Media Power Rankings For September
Cheers for Glazer, Spears for Patrick
Posted: Thursday October 4, 2007 2:54PM; Updated: Thursday October 4, 2007 8:12PM
1. Erin Paul, CBC Sports reporter: Negotiating through the postgame muck at Hangzhou-Dragon Stadium following the U.S. loss to Brazil at the Women's World Cup, Paul's questions produced one of the profound sound bites of the year: Hope Solo's criticism of U.S. soccer coach Greg Ryan. Since the CBC had a tape-sharing agreement with ESPN, Solo's comments quickly appeared over American airwaves."Everybody attributed the story to ESPN," says Paul, whose blog offers a behind-the-scenes look at the story. "They cropped our microphone so you couldn't see it -- which I thought was a bit cheesy -- but that's the business, I suppose." One interesting postscript: Paul ran into Solo at the airport as both were departing for home. "I thought, Oh, God, what do I do?," Paul says. "So I went up to her and said, "Hope, I'm Erin and I'm the reporter that started all of this. I just want to say I'm sorry for the repercussions and what happened to you." She said, "It's okay. I just really thank you for giving me a chance to talk." I thought, "That's a pretty classy response for somebody who has been ostracized by the team."
3. Charley Casserly, CBS Sports: Here's a headline from the May 1, 2006 edition of the St. Louis Post-Dispatch: TEXANS FAILURE TO DRAFT BUSH RANKS WITH ALL-TIME BLUNDERS. One year later, it looks like Casserly might not have been such a dolt for drafting Mario Williams over Reggie Bush. The Texans' former GM has proven to be a valuable edition for The NFL Today, including a nice scoop about the league sending a memo warning teams not to use their cheerleading or dance squads to distract opponents.
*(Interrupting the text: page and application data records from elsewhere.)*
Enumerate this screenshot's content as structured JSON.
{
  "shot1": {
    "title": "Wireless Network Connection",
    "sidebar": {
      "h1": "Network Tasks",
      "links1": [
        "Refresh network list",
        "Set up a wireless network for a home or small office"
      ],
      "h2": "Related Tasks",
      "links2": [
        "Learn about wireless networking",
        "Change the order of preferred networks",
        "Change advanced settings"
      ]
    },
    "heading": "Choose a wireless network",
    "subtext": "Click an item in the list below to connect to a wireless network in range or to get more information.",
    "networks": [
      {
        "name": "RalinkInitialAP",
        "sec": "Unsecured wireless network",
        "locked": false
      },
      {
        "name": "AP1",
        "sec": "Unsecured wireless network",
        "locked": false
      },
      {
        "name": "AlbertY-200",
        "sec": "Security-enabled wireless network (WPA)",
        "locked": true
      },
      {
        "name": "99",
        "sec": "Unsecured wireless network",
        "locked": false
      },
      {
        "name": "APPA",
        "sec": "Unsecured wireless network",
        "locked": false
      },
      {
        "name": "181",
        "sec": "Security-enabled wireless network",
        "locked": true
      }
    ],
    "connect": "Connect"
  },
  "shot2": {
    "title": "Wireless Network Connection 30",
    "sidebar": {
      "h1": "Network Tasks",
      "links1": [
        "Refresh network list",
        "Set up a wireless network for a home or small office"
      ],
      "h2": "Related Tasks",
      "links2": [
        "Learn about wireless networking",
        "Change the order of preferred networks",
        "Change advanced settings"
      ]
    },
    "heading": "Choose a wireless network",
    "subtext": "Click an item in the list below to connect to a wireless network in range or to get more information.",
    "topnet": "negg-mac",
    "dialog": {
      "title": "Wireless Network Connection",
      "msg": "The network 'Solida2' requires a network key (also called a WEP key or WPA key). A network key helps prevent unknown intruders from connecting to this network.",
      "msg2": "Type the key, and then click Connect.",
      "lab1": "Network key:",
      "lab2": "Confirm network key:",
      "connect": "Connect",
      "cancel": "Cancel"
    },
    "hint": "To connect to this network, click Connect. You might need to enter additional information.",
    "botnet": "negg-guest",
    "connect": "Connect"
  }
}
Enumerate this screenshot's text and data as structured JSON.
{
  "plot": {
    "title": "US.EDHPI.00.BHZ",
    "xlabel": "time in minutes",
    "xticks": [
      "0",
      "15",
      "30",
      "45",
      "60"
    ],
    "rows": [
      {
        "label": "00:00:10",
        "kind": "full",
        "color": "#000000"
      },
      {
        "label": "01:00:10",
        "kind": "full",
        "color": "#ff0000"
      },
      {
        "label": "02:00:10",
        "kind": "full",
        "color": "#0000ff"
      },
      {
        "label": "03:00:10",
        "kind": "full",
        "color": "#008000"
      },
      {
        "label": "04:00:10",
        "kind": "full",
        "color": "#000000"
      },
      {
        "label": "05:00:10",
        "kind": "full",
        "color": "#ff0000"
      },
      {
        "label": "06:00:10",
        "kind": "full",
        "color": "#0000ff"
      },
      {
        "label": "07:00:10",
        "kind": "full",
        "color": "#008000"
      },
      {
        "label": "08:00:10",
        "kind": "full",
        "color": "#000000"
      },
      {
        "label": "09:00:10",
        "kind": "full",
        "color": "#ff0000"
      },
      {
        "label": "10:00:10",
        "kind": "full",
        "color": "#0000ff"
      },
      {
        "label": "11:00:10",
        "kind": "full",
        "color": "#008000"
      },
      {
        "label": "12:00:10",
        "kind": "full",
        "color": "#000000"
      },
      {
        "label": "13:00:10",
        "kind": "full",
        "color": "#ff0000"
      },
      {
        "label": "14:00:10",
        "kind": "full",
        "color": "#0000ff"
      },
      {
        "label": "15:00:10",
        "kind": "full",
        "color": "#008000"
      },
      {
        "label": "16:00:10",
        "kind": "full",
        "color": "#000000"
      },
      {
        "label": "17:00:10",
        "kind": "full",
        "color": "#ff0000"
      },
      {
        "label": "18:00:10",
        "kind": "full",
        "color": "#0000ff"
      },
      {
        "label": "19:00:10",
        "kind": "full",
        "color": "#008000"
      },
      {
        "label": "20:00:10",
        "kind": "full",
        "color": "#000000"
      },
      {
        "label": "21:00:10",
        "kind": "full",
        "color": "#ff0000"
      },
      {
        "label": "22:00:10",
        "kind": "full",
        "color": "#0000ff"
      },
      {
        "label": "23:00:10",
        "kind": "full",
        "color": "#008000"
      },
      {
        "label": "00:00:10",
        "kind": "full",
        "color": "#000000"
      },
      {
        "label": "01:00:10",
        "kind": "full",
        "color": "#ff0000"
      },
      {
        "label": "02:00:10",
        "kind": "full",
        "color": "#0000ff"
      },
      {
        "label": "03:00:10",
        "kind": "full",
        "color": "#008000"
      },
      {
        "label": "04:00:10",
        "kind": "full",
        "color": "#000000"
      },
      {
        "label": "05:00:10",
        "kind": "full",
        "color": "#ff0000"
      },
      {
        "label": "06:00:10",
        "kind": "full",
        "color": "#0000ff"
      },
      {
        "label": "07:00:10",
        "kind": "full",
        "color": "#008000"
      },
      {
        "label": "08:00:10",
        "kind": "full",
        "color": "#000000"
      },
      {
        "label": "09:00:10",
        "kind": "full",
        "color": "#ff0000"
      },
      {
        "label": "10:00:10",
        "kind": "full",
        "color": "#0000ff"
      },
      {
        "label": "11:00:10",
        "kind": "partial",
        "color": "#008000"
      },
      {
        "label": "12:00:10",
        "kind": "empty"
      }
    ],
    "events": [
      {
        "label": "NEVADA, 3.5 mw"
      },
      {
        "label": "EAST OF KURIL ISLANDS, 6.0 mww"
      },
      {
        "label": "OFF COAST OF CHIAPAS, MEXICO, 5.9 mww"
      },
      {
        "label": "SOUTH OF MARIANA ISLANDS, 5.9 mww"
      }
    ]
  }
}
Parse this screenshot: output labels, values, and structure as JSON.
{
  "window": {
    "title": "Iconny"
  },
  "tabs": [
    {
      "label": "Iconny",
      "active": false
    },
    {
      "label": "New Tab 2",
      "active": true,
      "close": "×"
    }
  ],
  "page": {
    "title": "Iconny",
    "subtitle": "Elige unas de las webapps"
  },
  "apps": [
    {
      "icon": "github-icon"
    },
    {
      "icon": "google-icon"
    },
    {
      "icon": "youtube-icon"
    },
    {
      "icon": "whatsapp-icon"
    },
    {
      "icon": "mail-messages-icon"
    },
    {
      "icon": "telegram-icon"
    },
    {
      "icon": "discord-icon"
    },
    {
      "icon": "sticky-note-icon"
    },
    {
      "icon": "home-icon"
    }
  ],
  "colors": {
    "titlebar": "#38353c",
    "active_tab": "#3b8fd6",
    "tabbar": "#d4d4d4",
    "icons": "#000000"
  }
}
4. Bill Madden, New York Daily News: There are few things worse than losing your cell phone, though root canal and the final season of The O.C. come close. Upon traveling to Fenway Park last month, Madden, a longtime baseball columnist for the News, discovered a cell phone in the back seat of his cab. He asked the cab driver who the previous occupant was and was told it was a Red Sox player with a long name that began with the letter "P." The owner? Closer Jonathan Papelbon. "The clubhouses weren't open yet when I got to Fenway so I went up to the press box to start setting up my computer when the phone rang," Madden tells SI.com. "I answered and said, "Is that you, John?" The voice on the other end said, "Yeah, who's this?" I replied: "This is Bill Madden, the baseball columnist with the New York Daily News. As you by now have figured out, I have your cellphone. You left it in the cab that I got into after you were dropped off. Papelbon replied: "No way! He was very appreciative, and no, I didn't take all his numbers out of it. He was doubly lucky in that respect because I am entirely computer illiterate. I did think of the repercussions later if A-Rod had left his his cellphone in a car and it was found by a New York sports writer."
5. Mike Tirico, ESPN jack-of-all-trades: The Tirico Brand now extends to radio after the longtime staffer was chosen (along with Scott Van Pelt and occasionally Michelle Tafoya) to replace Dan Patrick in the afternoon. It's a safe choice and one that affiliates will support given Tirico's high-profile gig on Monday Night Football and as a golf anchor. While there's no questioning Tirico's credentials and experience, it's bears watching whether the network's lead play-by-play person (someone given exclusive access to coaches prior to games) can be critical of said coaches in the talk-show format. Tirico's biggest challenge will be overcoming the perception from some critics that he's too vanilla.